■ **What is being asked**:
Look for the word "chevron" in the records, and copy each line where it appears.

■ **Given records**:
━━━━━━━━━━━━━━━━

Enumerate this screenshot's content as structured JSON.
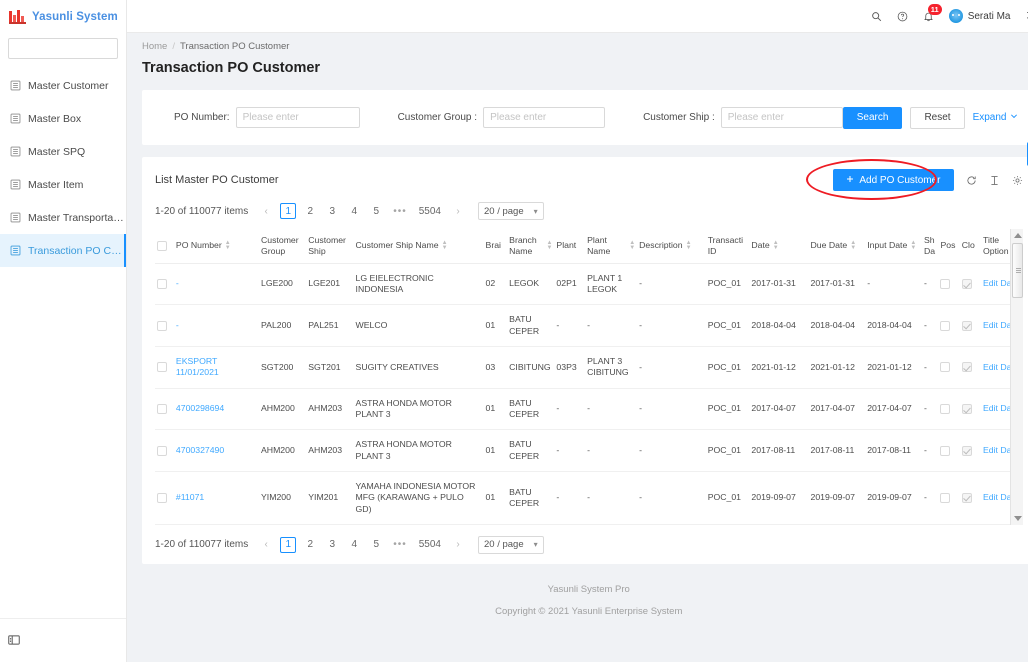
{
  "brand": {
    "name": "Yasunli System",
    "logo_icon": "bar-logo-icon"
  },
  "sidebar": {
    "search_placeholder": "",
    "search_value": "",
    "search_icon": "search-icon",
    "items": [
      {
        "label": "Master Customer",
        "icon": "list-icon",
        "active": false
      },
      {
        "label": "Master Box",
        "icon": "list-icon",
        "active": false
      },
      {
        "label": "Master SPQ",
        "icon": "list-icon",
        "active": false
      },
      {
        "label": "Master Item",
        "icon": "list-icon",
        "active": false
      },
      {
        "label": "Master Transportation",
        "icon": "list-icon",
        "active": false
      },
      {
        "label": "Transaction PO Custo...",
        "icon": "list-icon",
        "active": true
      }
    ],
    "collapse_icon": "menu-fold-icon"
  },
  "topbar": {
    "search_icon": "search-icon",
    "help_icon": "question-circle-icon",
    "bell_icon": "bell-icon",
    "notification_count": "11",
    "avatar_icon": "avatar",
    "user_name": "Serati Ma",
    "translate_icon": "translate-icon"
  },
  "breadcrumb": {
    "home": "Home",
    "separator": "/",
    "current": "Transaction PO Customer"
  },
  "page": {
    "title": "Transaction PO Customer"
  },
  "filters": {
    "po_number": {
      "label": "PO Number:",
      "placeholder": "Please enter",
      "value": ""
    },
    "customer_group": {
      "label": "Customer Group :",
      "placeholder": "Please enter",
      "value": ""
    },
    "customer_ship": {
      "label": "Customer Ship :",
      "placeholder": "Please enter",
      "value": ""
    },
    "search_button": "Search",
    "reset_button": "Reset",
    "expand_link": "Expand",
    "expand_icon": "chevron-down-icon"
  },
  "list": {
    "title": "List Master PO Customer",
    "add_button": "Add PO Customer",
    "add_icon": "plus-icon",
    "reload_icon": "reload-icon",
    "density_icon": "column-height-icon",
    "settings_icon": "gear-icon"
  },
  "pagination": {
    "summary": "1-20 of 110077 items",
    "prev_icon": "chevron-left-icon",
    "next_icon": "chevron-right-icon",
    "pages": [
      "1",
      "2",
      "3",
      "4",
      "5"
    ],
    "ellipsis": "•••",
    "last_page": "5504",
    "current_page": "1",
    "page_size": "20 / page",
    "page_size_icon": "chevron-down-icon"
  },
  "floating": {
    "settings_icon": "gear-icon"
  },
  "table": {
    "columns": [
      {
        "key": "checkbox",
        "label": "",
        "sortable": false
      },
      {
        "key": "po_number",
        "label": "PO Number",
        "sortable": true
      },
      {
        "key": "customer_group",
        "label": "Customer Group",
        "sortable": false
      },
      {
        "key": "customer_ship",
        "label": "Customer Ship",
        "sortable": false
      },
      {
        "key": "customer_ship_name",
        "label": "Customer Ship Name",
        "sortable": true
      },
      {
        "key": "branch",
        "label": "Brai",
        "sortable": false
      },
      {
        "key": "branch_name",
        "label": "Branch Name",
        "sortable": true
      },
      {
        "key": "plant",
        "label": "Plant",
        "sortable": false
      },
      {
        "key": "plant_name",
        "label": "Plant Name",
        "sortable": true
      },
      {
        "key": "description",
        "label": "Description",
        "sortable": true
      },
      {
        "key": "transaction_id",
        "label": "Transacti ID",
        "sortable": false
      },
      {
        "key": "date",
        "label": "Date",
        "sortable": true
      },
      {
        "key": "due_date",
        "label": "Due Date",
        "sortable": true
      },
      {
        "key": "input_date",
        "label": "Input Date",
        "sortable": true
      },
      {
        "key": "ship_date",
        "label": "Sh Da",
        "sortable": false
      },
      {
        "key": "pos",
        "label": "Pos",
        "sortable": false
      },
      {
        "key": "clo",
        "label": "Clo",
        "sortable": false
      },
      {
        "key": "title_option",
        "label": "Title Option",
        "sortable": false
      }
    ],
    "rows": [
      {
        "po_number": "-",
        "po_link": true,
        "customer_group": "LGE200",
        "customer_ship": "LGE201",
        "customer_ship_name": "LG EIELECTRONIC INDONESIA",
        "branch": "02",
        "branch_name": "LEGOK",
        "plant": "02P1",
        "plant_name": "PLANT 1 LEGOK",
        "description": "-",
        "transaction_id": "POC_01",
        "date": "2017-01-31",
        "due_date": "2017-01-31",
        "input_date": "-",
        "ship_date": "-",
        "pos_checked": false,
        "clo_checked": true,
        "title_option": "Edit Data"
      },
      {
        "po_number": "-",
        "po_link": true,
        "customer_group": "PAL200",
        "customer_ship": "PAL251",
        "customer_ship_name": "WELCO",
        "branch": "01",
        "branch_name": "BATU CEPER",
        "plant": "-",
        "plant_name": "-",
        "description": "-",
        "transaction_id": "POC_01",
        "date": "2018-04-04",
        "due_date": "2018-04-04",
        "input_date": "2018-04-04",
        "ship_date": "-",
        "pos_checked": false,
        "clo_checked": true,
        "title_option": "Edit Data"
      },
      {
        "po_number": "EKSPORT 11/01/2021",
        "po_link": true,
        "customer_group": "SGT200",
        "customer_ship": "SGT201",
        "customer_ship_name": "SUGITY CREATIVES",
        "branch": "03",
        "branch_name": "CIBITUNG",
        "plant": "03P3",
        "plant_name": "PLANT 3 CIBITUNG",
        "description": "-",
        "transaction_id": "POC_01",
        "date": "2021-01-12",
        "due_date": "2021-01-12",
        "input_date": "2021-01-12",
        "ship_date": "-",
        "pos_checked": false,
        "clo_checked": true,
        "title_option": "Edit Data"
      },
      {
        "po_number": "4700298694",
        "po_link": true,
        "customer_group": "AHM200",
        "customer_ship": "AHM203",
        "customer_ship_name": "ASTRA HONDA MOTOR PLANT 3",
        "branch": "01",
        "branch_name": "BATU CEPER",
        "plant": "-",
        "plant_name": "-",
        "description": "-",
        "transaction_id": "POC_01",
        "date": "2017-04-07",
        "due_date": "2017-04-07",
        "input_date": "2017-04-07",
        "ship_date": "-",
        "pos_checked": false,
        "clo_checked": true,
        "title_option": "Edit Data"
      },
      {
        "po_number": "4700327490",
        "po_link": true,
        "customer_group": "AHM200",
        "customer_ship": "AHM203",
        "customer_ship_name": "ASTRA HONDA MOTOR PLANT 3",
        "branch": "01",
        "branch_name": "BATU CEPER",
        "plant": "-",
        "plant_name": "-",
        "description": "-",
        "transaction_id": "POC_01",
        "date": "2017-08-11",
        "due_date": "2017-08-11",
        "input_date": "2017-08-11",
        "ship_date": "-",
        "pos_checked": false,
        "clo_checked": true,
        "title_option": "Edit Data"
      },
      {
        "po_number": "#11071",
        "po_link": true,
        "customer_group": "YIM200",
        "customer_ship": "YIM201",
        "customer_ship_name": "YAMAHA INDONESIA MOTOR MFG (KARAWANG + PULO GD)",
        "branch": "01",
        "branch_name": "BATU CEPER",
        "plant": "-",
        "plant_name": "-",
        "description": "-",
        "transaction_id": "POC_01",
        "date": "2019-09-07",
        "due_date": "2019-09-07",
        "input_date": "2019-09-07",
        "ship_date": "-",
        "pos_checked": false,
        "clo_checked": true,
        "title_option": "Edit Data"
      }
    ]
  },
  "pagination_bottom": {
    "summary": "1-20 of 110077 items",
    "pages": [
      "1",
      "2",
      "3",
      "4",
      "5"
    ],
    "ellipsis": "•••",
    "last_page": "5504",
    "page_size": "20 / page"
  },
  "footer": {
    "line1": "Yasunli System Pro",
    "line2": "Copyright © 2021 Yasunli Enterprise System"
  },
  "colors": {
    "primary": "#1890ff",
    "link": "#40a9ff",
    "highlight": "#ee1c24",
    "brand": "#4a90e2",
    "badge": "#f5222d"
  }
}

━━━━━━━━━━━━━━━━

■ **Written reply**:
    "expand_icon": "chevron-down-icon"
    "prev_icon": "chevron-left-icon",
    "next_icon": "chevron-right-icon",
    "page_size_icon": "chevron-down-icon"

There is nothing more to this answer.